Spanish guitarist Margarita Escarpa performed at CSUN’s Music Recital Hall on Sept. 24 as part of the American Guitar Society’s international concert series.
The concert attracted a varied audience, including college students dressed in T-shirts and shorts and an older, more dressed-up crowd. Everyone slowly trickled in and took their seats and the concert began just after 8 p.m.
Escarpa walked gracefully onto the stage while the audience clapped excitedly.
Without a single word she took a seat, waited for the applause to end and, immediately began to play.
She exuded an air of confidence as she held the guitar with confident poise and as her eyes focused on the instrument as she played.
She began by playing a classical piece by Fernando Sor, “Fantasy No. 7, op. 30.”
The piece was both gentle and strong. It was so gentle at times, that there were certain notes that were barely audible.
Her performance was so natural and so beautiful that it appeared as if she had an emotional connection with the guitar.
The music flowed forth with a seemingly effortless appearance in a true cooperation between human and instrument.
The audience was silently enthralled.
Each member focused on her every move, every note, and every chord.
The varieties of sounds emanating from the guitar were in such a variety I had never heard before, yet they sounded so perfect together.
The variations played like a story with different chapters and each new chapter led the audience into another emotional direction.
The first set lasted 10 minutes after which the audience broke into an applause as Escarpa stood up holding her guitar and with a smile bowed to the gracious crowd.
She played with no amplification, no microphones at all. The only sound was the pure beauty of each note from each string as she played.
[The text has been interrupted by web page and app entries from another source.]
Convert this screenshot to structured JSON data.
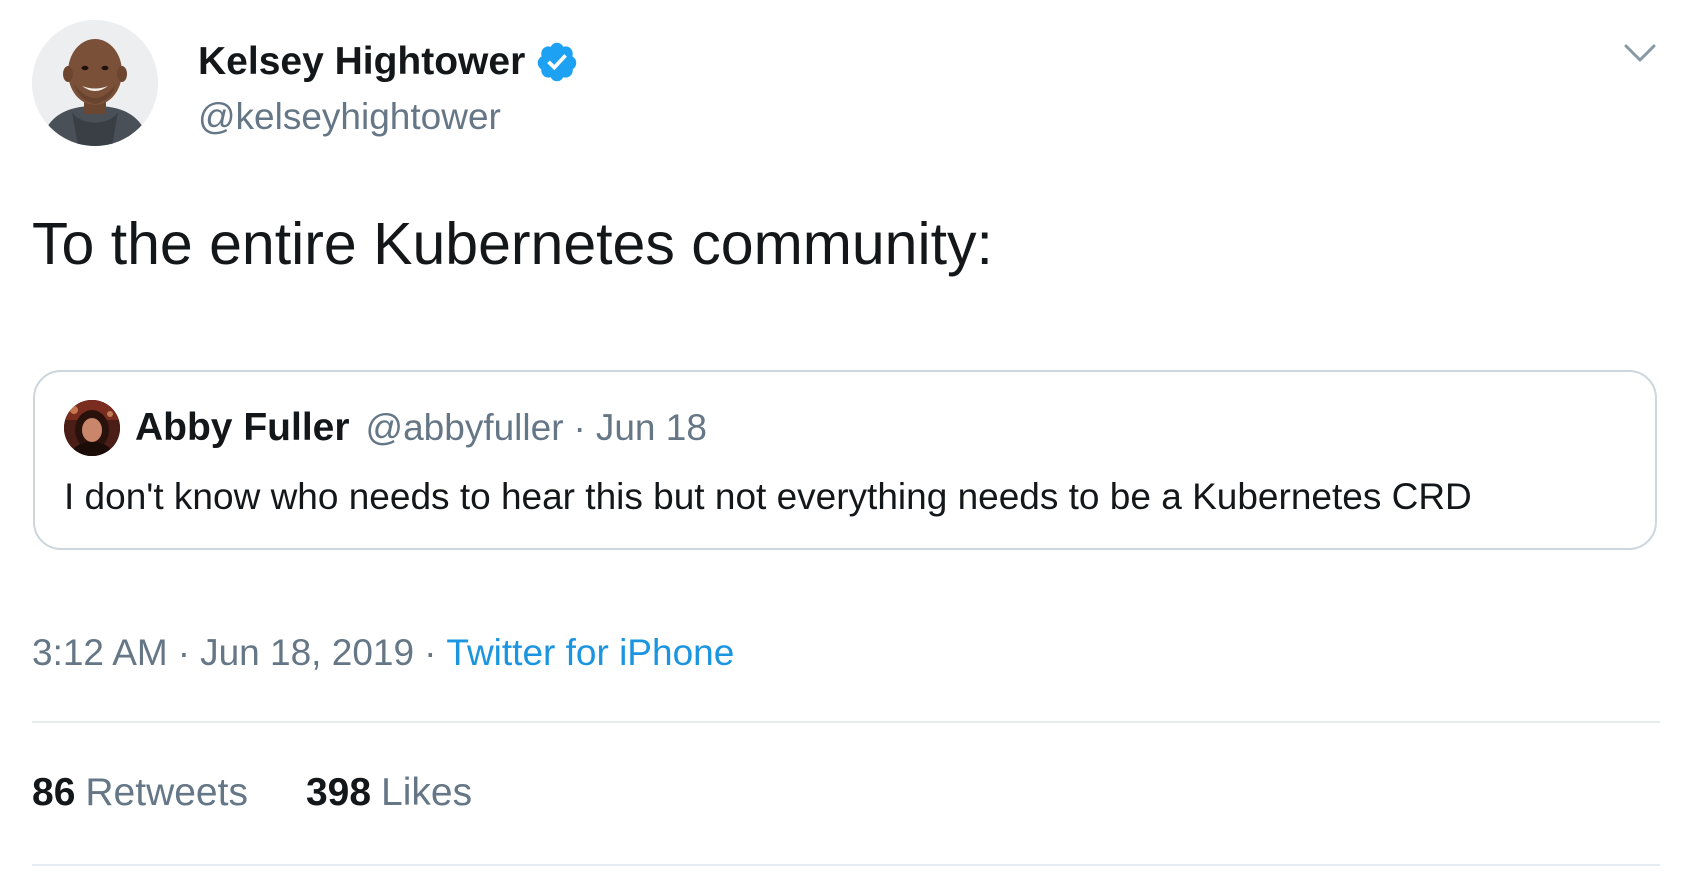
{
  "tweet": {
    "author": {
      "name": "Kelsey Hightower",
      "handle": "@kelseyhightower",
      "verified": true,
      "avatar_icon": "profile-photo"
    },
    "text": "To the entire Kubernetes community:",
    "menu_icon": "chevron-down-icon",
    "quoted": {
      "name": "Abby Fuller",
      "handle": "@abbyfuller",
      "separator": "·",
      "date": "Jun 18",
      "text": "I don't know who needs to hear this but not everything needs to be a Kubernetes CRD",
      "avatar_icon": "profile-photo"
    },
    "meta": {
      "time": "3:12 AM",
      "separator": "·",
      "date": "Jun 18, 2019",
      "source": "Twitter for iPhone"
    },
    "stats": {
      "retweets_count": "86",
      "retweets_label": "Retweets",
      "likes_count": "398",
      "likes_label": "Likes"
    }
  },
  "colors": {
    "text_primary": "#14171a",
    "text_secondary": "#657786",
    "link": "#1b95e0",
    "verified": "#1da1f2",
    "border": "#ccd6dd",
    "divider": "#e6ecf0"
  }
}
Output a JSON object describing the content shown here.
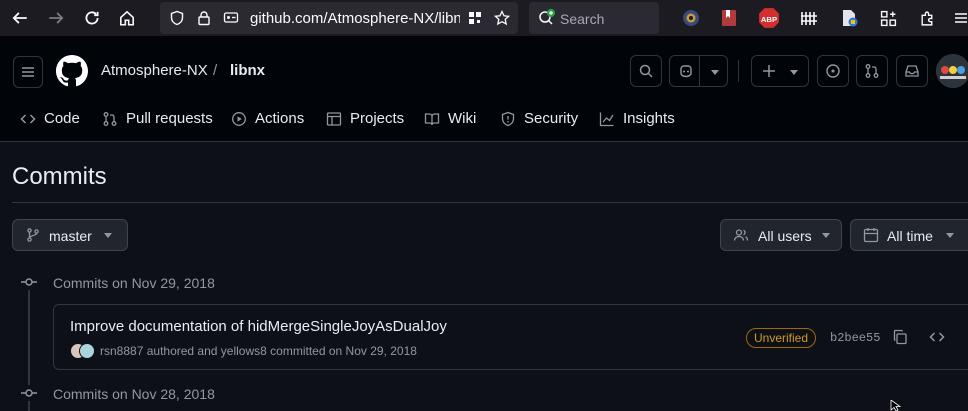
{
  "browser": {
    "url_main": "github.com/Atmosphere-NX/libn",
    "url_fade": "x",
    "search_placeholder": "Search",
    "abp_label": "ABP"
  },
  "header": {
    "owner": "Atmosphere-NX",
    "separator": "/",
    "repo": "libnx"
  },
  "tabs": [
    {
      "label": "Code",
      "icon": "code-icon"
    },
    {
      "label": "Pull requests",
      "icon": "pull-request-icon"
    },
    {
      "label": "Actions",
      "icon": "play-icon"
    },
    {
      "label": "Projects",
      "icon": "table-icon"
    },
    {
      "label": "Wiki",
      "icon": "book-icon"
    },
    {
      "label": "Security",
      "icon": "shield-icon"
    },
    {
      "label": "Insights",
      "icon": "graph-icon"
    }
  ],
  "page": {
    "title": "Commits",
    "branch": "master",
    "users_filter": "All users",
    "time_filter": "All time"
  },
  "groups": [
    {
      "label": "Commits on Nov 29, 2018",
      "commits": [
        {
          "title": "Improve documentation of hidMergeSingleJoyAsDualJoy",
          "author": "rsn8887",
          "authored_text": "authored and",
          "committer": "yellows8",
          "committed_text": "committed on Nov 29, 2018",
          "badge": "Unverified",
          "sha": "b2bee55"
        }
      ]
    },
    {
      "label": "Commits on Nov 28, 2018",
      "commits": []
    }
  ],
  "colors": {
    "page_bg": "#0d1117",
    "header_bg": "#010409",
    "border": "#30363d",
    "text": "#e6edf3",
    "muted": "#9198a1",
    "unverified": "#d29922"
  }
}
She gave emphasis to certain parts of the sonatas that followed by swaying slightly back and forth and with a slight tapping of her heal and a nodding of hear head.
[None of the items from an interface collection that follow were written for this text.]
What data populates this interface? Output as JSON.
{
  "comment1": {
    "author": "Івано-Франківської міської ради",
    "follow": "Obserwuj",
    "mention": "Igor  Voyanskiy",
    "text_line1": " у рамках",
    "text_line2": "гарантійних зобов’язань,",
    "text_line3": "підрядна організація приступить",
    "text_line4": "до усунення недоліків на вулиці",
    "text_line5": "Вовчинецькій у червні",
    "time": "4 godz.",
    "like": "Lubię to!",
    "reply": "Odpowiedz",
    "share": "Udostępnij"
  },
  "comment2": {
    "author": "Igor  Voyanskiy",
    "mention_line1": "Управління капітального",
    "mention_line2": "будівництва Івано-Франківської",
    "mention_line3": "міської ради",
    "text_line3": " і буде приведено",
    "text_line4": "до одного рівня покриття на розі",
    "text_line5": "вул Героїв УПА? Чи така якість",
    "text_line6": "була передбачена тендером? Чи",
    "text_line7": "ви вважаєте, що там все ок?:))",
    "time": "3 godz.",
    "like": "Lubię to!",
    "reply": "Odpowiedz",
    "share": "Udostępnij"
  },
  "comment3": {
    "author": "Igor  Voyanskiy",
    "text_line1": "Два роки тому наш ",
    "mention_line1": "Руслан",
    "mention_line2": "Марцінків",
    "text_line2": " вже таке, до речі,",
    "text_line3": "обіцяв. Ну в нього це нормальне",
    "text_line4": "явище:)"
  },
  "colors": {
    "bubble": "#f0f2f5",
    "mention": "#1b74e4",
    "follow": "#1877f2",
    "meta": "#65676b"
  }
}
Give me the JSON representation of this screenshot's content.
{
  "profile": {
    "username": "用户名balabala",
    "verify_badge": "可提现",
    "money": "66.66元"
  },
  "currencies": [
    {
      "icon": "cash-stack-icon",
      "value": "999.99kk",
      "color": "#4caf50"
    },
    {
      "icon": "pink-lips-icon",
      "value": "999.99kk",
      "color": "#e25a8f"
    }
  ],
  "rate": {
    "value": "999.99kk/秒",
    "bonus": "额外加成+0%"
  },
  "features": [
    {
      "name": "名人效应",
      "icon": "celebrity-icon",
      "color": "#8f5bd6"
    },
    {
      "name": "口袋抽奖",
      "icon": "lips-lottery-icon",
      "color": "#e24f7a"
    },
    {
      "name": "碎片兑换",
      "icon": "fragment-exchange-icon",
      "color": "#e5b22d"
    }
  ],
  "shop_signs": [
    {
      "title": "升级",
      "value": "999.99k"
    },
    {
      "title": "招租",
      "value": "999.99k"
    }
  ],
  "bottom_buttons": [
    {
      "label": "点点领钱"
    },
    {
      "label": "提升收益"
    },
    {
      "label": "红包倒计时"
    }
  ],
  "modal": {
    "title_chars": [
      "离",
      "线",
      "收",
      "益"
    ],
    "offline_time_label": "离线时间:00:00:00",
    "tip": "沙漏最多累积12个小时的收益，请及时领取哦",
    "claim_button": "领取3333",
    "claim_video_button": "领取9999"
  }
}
The first half of the program lasted over an hour with only slight pauses between songs in which Escarpa tuned her guitar slightly for the next song. The last piece before intermission was “Le Fandango varie” by Dioniso Aguado. This piece was quiet and gentle and it struck as ideal music to study by or to enjoy while unwinding quietly.
As the lights came on the enjoyment of the audience became more apparent. While more subdued than the average rock concert crowd, wide eyes and open mouths gave evidence to how pleased and impressed they were with the performance.
The second half of the concert was equally impressive featuring a number of preludes by Heitor Villa-Lobos. The preludes featured both fast and slow sections all played with amazing control.
The last of the preludes was especially impressive and featured a section of lower notes which gave it a more serious tone.
Her last prepared material consisted of three Venezuelan waltzes which again were executed beautifully.
The crowd was so impressed by what they heard, that when she was finished the applause was impressive in itself.
Margarita left the stage and returned without her guitar to take her final bow before the audience.
The audience responded with an enthusiastic standing ovation, obviously searching for an encore.
As with the rest of the concert they were not disappointed. Escarpa answered back with not one but two amazing encore performances, the last of which made my mouth drop.
A classical guitar concert was not how I had imagined spending my Saturday night, but I was more than impressed. Though it may not be your type of music, anyone with respect for pure musical talent will truly enjoy what Escarpa has to offer.
Michael Salseda can be reached at firstname.lastname@example.org.